-- EXERCISE MATERIAL follows --

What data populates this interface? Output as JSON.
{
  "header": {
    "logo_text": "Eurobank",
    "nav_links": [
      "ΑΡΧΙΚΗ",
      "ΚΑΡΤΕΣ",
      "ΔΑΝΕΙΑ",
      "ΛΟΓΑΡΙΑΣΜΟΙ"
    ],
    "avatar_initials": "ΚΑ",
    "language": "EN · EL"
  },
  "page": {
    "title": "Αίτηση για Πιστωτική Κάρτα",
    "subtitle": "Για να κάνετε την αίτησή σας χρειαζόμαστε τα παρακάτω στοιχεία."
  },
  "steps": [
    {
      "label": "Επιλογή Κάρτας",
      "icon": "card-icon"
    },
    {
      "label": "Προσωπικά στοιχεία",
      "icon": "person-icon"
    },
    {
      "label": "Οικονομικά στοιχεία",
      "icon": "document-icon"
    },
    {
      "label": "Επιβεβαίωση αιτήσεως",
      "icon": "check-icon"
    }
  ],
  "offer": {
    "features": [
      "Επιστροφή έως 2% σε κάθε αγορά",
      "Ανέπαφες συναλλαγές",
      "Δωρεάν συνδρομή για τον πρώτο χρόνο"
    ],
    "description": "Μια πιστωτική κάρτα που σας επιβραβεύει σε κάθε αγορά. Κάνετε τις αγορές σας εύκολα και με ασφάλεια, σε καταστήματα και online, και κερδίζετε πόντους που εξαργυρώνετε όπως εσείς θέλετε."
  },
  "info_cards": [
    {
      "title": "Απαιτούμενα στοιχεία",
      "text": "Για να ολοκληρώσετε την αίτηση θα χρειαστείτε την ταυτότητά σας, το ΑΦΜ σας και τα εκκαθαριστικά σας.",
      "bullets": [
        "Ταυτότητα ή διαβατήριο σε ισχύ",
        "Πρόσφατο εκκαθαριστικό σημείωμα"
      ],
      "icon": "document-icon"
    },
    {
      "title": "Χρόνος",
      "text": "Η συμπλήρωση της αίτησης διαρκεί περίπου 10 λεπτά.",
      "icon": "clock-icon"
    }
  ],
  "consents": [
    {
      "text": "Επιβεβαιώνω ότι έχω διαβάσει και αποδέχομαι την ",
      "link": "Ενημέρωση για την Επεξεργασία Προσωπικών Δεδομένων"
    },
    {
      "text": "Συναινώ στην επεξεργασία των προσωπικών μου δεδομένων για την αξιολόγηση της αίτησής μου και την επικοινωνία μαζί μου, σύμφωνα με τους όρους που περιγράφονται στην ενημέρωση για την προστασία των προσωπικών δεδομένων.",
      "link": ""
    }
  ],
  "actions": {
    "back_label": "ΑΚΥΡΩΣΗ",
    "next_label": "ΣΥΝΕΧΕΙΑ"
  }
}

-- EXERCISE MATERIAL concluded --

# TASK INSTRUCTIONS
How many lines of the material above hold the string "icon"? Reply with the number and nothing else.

# RESULT OF THE TASK
6